## EXERCISE PROMPT:
When the string "title" occurs in a line of the records, show that line.

## PROVIDED DATA:
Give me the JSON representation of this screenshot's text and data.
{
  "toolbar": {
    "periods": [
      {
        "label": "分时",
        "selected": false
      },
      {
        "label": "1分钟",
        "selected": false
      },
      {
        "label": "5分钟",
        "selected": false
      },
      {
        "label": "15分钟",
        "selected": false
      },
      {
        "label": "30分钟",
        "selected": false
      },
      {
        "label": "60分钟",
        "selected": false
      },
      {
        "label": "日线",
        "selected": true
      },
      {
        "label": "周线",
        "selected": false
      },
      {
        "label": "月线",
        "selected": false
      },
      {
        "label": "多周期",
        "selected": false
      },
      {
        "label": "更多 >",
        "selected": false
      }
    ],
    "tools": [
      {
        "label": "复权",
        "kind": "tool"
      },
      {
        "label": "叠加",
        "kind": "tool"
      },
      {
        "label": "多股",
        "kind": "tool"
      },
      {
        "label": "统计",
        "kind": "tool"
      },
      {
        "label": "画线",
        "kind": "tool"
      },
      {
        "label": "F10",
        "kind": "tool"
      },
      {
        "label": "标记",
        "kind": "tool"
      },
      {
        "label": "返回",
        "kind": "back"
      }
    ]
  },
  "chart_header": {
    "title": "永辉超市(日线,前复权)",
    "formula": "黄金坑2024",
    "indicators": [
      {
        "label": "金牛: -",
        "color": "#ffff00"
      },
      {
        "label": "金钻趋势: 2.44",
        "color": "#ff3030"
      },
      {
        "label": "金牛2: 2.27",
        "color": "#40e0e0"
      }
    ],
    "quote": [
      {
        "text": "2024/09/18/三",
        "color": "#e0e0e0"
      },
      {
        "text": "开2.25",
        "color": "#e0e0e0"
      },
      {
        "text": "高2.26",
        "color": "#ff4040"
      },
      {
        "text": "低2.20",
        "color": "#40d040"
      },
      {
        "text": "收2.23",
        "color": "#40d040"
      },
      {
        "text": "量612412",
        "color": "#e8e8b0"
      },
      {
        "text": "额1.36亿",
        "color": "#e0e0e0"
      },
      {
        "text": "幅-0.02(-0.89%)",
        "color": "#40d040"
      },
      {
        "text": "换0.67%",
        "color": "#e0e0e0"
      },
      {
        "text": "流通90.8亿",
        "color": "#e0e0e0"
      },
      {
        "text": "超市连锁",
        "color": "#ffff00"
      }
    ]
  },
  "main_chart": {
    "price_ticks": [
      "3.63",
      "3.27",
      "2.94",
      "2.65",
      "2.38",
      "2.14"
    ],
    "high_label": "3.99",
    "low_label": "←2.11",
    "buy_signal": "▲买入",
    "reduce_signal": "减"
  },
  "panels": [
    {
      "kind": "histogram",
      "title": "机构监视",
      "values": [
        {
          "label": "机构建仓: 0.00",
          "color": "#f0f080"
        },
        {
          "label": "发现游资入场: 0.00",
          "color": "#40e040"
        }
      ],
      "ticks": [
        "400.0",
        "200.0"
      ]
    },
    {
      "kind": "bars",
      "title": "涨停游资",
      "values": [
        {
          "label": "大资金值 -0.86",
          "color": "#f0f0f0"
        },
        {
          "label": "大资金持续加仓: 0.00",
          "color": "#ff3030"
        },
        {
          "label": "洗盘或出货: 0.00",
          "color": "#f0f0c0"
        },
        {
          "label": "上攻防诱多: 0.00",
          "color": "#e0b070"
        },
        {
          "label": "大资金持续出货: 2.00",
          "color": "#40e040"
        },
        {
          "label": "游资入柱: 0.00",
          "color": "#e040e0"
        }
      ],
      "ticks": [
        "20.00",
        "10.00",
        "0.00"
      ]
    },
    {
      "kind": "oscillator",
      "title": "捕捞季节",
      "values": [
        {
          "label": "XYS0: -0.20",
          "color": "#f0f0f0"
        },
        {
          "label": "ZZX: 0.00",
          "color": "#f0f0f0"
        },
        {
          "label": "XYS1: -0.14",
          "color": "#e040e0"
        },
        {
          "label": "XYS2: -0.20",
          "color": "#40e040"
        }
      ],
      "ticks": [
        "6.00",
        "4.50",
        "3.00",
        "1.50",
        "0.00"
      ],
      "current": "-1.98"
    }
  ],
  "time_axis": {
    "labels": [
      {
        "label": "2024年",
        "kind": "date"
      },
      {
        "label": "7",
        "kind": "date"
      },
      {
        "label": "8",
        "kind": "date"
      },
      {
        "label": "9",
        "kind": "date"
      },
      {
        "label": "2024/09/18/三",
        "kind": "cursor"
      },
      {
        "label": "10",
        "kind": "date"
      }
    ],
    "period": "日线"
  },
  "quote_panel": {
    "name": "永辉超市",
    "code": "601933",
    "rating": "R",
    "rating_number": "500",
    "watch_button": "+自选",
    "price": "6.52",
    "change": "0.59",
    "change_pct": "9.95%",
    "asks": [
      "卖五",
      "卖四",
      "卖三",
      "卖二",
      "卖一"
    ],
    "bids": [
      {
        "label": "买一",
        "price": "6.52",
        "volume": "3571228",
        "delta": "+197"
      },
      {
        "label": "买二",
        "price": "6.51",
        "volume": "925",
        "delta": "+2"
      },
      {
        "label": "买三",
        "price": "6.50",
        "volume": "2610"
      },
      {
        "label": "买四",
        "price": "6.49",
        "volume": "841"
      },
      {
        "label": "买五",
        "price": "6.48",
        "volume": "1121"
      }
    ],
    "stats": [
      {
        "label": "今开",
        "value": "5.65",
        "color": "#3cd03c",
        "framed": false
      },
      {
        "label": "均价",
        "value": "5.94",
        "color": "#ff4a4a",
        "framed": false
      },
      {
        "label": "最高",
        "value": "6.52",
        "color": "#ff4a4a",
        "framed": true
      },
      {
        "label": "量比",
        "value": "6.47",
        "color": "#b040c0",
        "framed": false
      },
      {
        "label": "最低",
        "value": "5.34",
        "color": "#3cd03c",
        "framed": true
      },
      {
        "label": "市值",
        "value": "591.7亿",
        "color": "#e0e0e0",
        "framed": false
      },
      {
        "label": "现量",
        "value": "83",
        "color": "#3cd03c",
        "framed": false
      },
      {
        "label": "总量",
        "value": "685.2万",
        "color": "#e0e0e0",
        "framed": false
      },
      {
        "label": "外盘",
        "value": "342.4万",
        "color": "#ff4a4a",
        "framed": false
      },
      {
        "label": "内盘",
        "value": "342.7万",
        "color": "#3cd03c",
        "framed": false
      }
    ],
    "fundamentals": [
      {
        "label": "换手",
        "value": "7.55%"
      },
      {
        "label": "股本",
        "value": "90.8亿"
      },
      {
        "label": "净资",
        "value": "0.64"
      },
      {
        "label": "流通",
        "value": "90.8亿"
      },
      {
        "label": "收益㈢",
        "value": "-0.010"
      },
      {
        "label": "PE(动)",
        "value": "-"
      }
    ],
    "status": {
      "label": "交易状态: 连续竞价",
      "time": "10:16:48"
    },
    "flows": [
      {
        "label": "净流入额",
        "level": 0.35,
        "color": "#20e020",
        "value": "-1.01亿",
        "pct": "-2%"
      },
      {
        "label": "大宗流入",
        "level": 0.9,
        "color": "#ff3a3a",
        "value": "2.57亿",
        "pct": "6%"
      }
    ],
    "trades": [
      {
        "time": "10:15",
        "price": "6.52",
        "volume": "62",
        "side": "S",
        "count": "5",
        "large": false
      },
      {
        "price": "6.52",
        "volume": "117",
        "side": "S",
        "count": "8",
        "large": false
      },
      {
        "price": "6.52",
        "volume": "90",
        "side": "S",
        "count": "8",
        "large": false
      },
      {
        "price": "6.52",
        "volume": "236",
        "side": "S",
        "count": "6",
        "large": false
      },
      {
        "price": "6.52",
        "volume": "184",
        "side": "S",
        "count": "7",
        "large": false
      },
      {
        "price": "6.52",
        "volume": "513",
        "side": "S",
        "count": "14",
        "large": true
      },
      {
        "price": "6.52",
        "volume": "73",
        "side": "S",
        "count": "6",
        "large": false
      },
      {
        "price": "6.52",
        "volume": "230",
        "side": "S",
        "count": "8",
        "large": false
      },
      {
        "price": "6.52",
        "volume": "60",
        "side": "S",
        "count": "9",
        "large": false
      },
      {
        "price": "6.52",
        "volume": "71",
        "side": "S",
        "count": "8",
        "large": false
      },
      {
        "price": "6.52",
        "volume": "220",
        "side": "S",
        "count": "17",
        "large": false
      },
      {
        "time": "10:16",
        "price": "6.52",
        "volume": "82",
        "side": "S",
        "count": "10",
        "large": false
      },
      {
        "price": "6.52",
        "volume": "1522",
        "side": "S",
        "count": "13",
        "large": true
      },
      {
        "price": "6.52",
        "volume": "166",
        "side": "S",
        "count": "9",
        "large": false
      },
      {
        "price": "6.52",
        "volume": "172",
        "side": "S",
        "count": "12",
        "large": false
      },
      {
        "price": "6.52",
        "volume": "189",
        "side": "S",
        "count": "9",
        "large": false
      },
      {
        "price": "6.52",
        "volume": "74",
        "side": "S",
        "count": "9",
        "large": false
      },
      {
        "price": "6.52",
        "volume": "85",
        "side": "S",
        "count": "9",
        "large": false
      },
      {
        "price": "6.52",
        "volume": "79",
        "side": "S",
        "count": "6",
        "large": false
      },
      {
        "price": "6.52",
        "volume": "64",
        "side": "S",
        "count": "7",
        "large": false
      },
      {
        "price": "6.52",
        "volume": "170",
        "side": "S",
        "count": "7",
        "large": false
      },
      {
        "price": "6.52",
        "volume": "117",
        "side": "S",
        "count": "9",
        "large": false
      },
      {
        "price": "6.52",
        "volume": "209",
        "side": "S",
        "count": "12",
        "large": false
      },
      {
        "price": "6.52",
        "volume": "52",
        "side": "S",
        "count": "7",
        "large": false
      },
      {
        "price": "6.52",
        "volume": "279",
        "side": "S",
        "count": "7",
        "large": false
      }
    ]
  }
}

## RESPONSE BELOW:
    "title": "永辉超市(日线,前复权)",
      "title": "机构监视",
      "title": "涨停游资",
      "title": "捕捞季节",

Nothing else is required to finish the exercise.